Nguyen Van Nen (standing), Minister and Chairman of the Government Office, speaks at a press briefing in Hanoi on August 28, 2014. Photo credit: chinhphu.vn
Vietnam is considering issuing US$1 billion in new bonds to fund its debt exchange plan, thereby allowing the nation to cut interest payments.
“This bond issuance aims at swapping [foreign] debt,” Nguyen Van Nen, Minister and Chairman of the Government Office, said at a press briefing in Hanoi last week.
Nen said the yield of $1 billion of existing international bonds --maturing at 6.95 percent a year -- is high and the government now has a chance to issue bonds at lower interest rates.
He provided no further details.
Deputy Finance Minister Tran Van Hieu, who also attended the briefing, declined to reveal where the bonds would be sold or at what interest rate.
If the plan comes to fruition, it will be the third time the Vietnamese government has issued international bonds during the last nine years.
Vietnam issued bonds for the first time in 2005. At that time, the country raised $750 million on the New York Stock Exchange by selling 10-year bonds at a coupon rate of 7.125 percent.
The government gave the proceeds to state shipbuilder Vinashin, which ran up more than $4 billion in debts in 2010 through corruption and incompetence.
Vinashin, now known as Shipbuilding Industry Corp., has been involved in a complex government restructuring process ever since the arrest and conviction of its former leadership.
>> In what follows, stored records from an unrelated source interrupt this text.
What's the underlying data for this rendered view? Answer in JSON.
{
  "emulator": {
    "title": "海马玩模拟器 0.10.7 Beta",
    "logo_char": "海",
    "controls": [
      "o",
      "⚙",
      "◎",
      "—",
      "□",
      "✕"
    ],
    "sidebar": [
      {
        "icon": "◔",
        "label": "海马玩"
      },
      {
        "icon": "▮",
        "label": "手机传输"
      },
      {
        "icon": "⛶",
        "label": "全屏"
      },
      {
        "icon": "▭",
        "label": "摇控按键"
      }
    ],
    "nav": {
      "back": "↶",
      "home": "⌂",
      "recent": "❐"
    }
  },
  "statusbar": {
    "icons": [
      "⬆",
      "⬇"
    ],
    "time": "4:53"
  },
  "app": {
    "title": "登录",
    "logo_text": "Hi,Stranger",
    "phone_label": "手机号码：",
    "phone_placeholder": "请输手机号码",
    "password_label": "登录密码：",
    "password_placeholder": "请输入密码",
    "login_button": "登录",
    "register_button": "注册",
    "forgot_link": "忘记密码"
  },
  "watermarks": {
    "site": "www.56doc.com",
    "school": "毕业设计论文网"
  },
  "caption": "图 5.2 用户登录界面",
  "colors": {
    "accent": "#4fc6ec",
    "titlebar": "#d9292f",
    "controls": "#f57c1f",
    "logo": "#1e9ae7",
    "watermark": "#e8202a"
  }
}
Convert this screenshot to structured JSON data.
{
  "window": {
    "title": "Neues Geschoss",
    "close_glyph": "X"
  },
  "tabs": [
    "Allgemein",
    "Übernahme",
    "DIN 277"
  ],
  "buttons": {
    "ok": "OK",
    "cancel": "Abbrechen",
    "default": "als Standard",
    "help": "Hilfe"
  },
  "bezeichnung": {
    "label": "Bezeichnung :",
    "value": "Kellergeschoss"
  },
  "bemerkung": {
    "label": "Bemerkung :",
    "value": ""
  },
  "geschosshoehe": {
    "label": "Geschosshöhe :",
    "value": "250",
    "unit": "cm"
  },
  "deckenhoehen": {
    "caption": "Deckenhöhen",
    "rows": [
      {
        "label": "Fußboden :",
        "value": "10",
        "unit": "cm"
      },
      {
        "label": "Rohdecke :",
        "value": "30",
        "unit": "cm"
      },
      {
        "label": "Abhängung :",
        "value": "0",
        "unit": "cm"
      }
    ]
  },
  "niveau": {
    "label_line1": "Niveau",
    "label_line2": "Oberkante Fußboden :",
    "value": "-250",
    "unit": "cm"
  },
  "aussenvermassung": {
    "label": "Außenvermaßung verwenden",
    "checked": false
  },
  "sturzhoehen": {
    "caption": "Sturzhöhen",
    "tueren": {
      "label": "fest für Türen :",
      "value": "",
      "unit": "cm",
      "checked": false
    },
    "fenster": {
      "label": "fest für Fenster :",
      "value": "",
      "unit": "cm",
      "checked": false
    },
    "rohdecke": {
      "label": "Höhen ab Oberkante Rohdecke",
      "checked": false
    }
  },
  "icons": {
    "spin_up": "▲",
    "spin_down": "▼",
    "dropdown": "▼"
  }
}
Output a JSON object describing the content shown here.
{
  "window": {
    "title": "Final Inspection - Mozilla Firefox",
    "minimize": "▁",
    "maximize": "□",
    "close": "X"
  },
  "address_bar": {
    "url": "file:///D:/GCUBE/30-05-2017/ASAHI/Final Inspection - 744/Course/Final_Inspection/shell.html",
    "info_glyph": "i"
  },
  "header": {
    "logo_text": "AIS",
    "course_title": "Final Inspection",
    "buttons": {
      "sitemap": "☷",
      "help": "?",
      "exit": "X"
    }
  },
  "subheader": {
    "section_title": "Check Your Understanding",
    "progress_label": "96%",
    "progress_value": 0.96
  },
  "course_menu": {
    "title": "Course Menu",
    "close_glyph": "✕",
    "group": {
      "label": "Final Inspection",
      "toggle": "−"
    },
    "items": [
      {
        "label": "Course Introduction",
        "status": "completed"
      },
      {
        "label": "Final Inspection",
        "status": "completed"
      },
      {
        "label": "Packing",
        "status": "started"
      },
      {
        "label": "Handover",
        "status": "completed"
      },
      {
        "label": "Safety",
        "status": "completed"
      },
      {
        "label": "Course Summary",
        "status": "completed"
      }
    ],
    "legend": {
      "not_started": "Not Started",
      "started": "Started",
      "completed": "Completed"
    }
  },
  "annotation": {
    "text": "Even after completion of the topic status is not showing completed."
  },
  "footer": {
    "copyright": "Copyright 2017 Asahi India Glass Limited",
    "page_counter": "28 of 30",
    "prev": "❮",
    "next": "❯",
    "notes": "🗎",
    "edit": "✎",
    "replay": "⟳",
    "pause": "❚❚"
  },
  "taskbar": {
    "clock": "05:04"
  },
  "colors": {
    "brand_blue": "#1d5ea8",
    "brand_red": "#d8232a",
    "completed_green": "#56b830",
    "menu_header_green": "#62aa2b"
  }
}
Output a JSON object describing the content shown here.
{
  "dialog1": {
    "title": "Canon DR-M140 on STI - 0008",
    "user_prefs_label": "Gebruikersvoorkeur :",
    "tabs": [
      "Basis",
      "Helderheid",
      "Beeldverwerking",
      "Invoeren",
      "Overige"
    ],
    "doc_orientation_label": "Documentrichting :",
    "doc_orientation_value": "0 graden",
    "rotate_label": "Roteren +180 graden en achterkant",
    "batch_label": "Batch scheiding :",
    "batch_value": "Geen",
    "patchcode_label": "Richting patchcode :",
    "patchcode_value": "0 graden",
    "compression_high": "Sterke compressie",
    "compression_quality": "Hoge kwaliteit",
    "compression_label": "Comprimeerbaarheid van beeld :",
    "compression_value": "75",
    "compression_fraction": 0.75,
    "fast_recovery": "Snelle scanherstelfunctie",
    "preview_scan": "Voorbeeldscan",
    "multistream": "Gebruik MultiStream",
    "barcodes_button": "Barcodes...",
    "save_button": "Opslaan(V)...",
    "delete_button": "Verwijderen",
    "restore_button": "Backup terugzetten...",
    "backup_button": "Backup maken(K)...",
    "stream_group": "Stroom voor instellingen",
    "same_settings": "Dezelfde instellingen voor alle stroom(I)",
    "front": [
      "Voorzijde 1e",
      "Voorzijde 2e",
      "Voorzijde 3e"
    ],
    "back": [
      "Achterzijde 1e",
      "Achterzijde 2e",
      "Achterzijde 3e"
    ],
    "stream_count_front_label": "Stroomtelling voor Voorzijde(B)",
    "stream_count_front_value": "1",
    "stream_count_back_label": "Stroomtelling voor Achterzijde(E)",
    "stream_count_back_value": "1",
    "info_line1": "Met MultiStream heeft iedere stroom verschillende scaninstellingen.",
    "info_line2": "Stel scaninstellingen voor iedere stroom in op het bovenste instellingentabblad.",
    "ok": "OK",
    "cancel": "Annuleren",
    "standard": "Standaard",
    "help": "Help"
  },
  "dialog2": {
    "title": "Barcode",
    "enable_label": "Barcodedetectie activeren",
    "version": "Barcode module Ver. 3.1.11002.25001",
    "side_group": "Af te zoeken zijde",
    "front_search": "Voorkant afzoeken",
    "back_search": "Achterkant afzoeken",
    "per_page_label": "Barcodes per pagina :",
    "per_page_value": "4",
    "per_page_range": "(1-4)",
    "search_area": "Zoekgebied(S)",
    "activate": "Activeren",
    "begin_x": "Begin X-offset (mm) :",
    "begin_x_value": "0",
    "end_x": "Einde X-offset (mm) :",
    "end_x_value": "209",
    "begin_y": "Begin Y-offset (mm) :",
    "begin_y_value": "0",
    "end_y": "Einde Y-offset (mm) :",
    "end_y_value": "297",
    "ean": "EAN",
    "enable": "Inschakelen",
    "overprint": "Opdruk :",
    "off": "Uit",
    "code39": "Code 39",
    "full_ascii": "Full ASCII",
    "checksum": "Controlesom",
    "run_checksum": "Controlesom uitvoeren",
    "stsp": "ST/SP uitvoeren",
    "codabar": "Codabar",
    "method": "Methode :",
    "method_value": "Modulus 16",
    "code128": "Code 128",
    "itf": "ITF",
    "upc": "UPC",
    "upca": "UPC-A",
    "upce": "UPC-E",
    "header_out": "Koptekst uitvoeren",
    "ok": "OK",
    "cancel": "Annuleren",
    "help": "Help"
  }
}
The country’s second international bond issuance raised $1 billion on the Singapore Exchange in 2010. The 10-year bonds were issued with a coupon of 6.75 percent and entered the market with a yield of 6.95 percent.
Those proceeds were granted to a number of state-owned companies including PetroVietnam and Electricity of Vietnam.
In January, Fitch revised Vietnam’s long-term foreign and local currency issuer default ratings outlook to "positive" from "stable," due to an improvement in macroeconomic stability.
The rating agency gave a B+ rating both to Vietnam’s long-term foreign and local currency IDR and its senior non-secured foreign and local-currency bonds.